● Activity
Would you please repeat the data exactly as given?

● Data shown
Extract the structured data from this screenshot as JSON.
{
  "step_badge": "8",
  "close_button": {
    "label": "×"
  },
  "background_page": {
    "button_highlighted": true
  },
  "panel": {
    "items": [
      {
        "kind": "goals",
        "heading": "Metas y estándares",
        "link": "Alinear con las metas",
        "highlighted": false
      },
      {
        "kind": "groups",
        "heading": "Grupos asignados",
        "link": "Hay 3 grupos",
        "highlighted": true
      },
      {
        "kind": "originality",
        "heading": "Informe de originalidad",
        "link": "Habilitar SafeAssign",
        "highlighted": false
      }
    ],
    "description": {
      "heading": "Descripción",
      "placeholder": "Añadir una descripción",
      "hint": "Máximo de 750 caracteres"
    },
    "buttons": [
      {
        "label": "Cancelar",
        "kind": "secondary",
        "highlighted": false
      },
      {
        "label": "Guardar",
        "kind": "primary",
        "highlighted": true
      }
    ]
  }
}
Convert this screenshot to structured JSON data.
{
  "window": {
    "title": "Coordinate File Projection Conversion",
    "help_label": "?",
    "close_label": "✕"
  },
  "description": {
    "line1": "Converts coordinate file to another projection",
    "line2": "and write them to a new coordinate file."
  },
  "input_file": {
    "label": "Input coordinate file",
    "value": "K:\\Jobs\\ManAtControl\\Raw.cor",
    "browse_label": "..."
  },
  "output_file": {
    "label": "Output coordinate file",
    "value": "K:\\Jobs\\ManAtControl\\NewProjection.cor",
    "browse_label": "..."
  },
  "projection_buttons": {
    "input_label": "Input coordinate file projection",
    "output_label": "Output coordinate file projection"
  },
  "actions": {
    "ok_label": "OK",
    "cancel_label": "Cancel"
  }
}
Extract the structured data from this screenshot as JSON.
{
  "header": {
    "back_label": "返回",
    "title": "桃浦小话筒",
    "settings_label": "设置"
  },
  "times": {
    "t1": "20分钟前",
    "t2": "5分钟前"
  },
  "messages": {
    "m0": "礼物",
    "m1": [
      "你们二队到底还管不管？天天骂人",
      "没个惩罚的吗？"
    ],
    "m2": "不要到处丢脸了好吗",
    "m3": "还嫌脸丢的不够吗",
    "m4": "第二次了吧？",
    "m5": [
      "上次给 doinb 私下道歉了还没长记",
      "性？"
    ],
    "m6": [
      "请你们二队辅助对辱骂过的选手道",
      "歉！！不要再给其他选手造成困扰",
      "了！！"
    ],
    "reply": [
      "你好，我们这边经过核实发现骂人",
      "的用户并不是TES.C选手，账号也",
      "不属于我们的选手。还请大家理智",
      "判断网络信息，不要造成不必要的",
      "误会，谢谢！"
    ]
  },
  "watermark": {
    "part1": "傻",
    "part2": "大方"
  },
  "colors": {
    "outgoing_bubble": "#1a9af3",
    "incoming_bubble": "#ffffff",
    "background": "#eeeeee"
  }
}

● Finished exercise
Extract the structured data from this screenshot as JSON.
{
  "step_badge": "8",
  "close_button": {
    "label": "×"
  },
  "background_page": {
    "button_highlighted": true
  },
  "panel": {
    "items": [
      {
        "kind": "goals",
        "heading": "Metas y estándares",
        "link": "Alinear con las metas",
        "highlighted": false
      },
      {
        "kind": "groups",
        "heading": "Grupos asignados",
        "link": "Hay 3 grupos",
        "highlighted": true
      },
      {
        "kind": "originality",
        "heading": "Informe de originalidad",
        "link": "Habilitar SafeAssign",
        "highlighted": false
      }
    ],
    "description": {
      "heading": "Descripción",
      "placeholder": "Añadir una descripción",
      "hint": "Máximo de 750 caracteres"
    },
    "buttons": [
      {
        "label": "Cancelar",
        "kind": "secondary",
        "highlighted": false
      },
      {
        "label": "Guardar",
        "kind": "primary",
        "highlighted": true
      }
    ]
  }
}
Convert this screenshot to structured JSON data.
{
  "window": {
    "title": "Coordinate File Projection Conversion",
    "help_label": "?",
    "close_label": "✕"
  },
  "description": {
    "line1": "Converts coordinate file to another projection",
    "line2": "and write them to a new coordinate file."
  },
  "input_file": {
    "label": "Input coordinate file",
    "value": "K:\\Jobs\\ManAtControl\\Raw.cor",
    "browse_label": "..."
  },
  "output_file": {
    "label": "Output coordinate file",
    "value": "K:\\Jobs\\ManAtControl\\NewProjection.cor",
    "browse_label": "..."
  },
  "projection_buttons": {
    "input_label": "Input coordinate file projection",
    "output_label": "Output coordinate file projection"
  },
  "actions": {
    "ok_label": "OK",
    "cancel_label": "Cancel"
  }
}
Extract the structured data from this screenshot as JSON.
{
  "header": {
    "back_label": "返回",
    "title": "桃浦小话筒",
    "settings_label": "设置"
  },
  "times": {
    "t1": "20分钟前",
    "t2": "5分钟前"
  },
  "messages": {
    "m0": "礼物",
    "m1": [
      "你们二队到底还管不管？天天骂人",
      "没个惩罚的吗？"
    ],
    "m2": "不要到处丢脸了好吗",
    "m3": "还嫌脸丢的不够吗",
    "m4": "第二次了吧？",
    "m5": [
      "上次给 doinb 私下道歉了还没长记",
      "性？"
    ],
    "m6": [
      "请你们二队辅助对辱骂过的选手道",
      "歉！！不要再给其他选手造成困扰",
      "了！！"
    ],
    "reply": [
      "你好，我们这边经过核实发现骂人",
      "的用户并不是TES.C选手，账号也",
      "不属于我们的选手。还请大家理智",
      "判断网络信息，不要造成不必要的",
      "误会，谢谢！"
    ]
  },
  "watermark": {
    "part1": "傻",
    "part2": "大方"
  },
  "colors": {
    "outgoing_bubble": "#1a9af3",
    "incoming_bubble": "#ffffff",
    "background": "#eeeeee"
  }
}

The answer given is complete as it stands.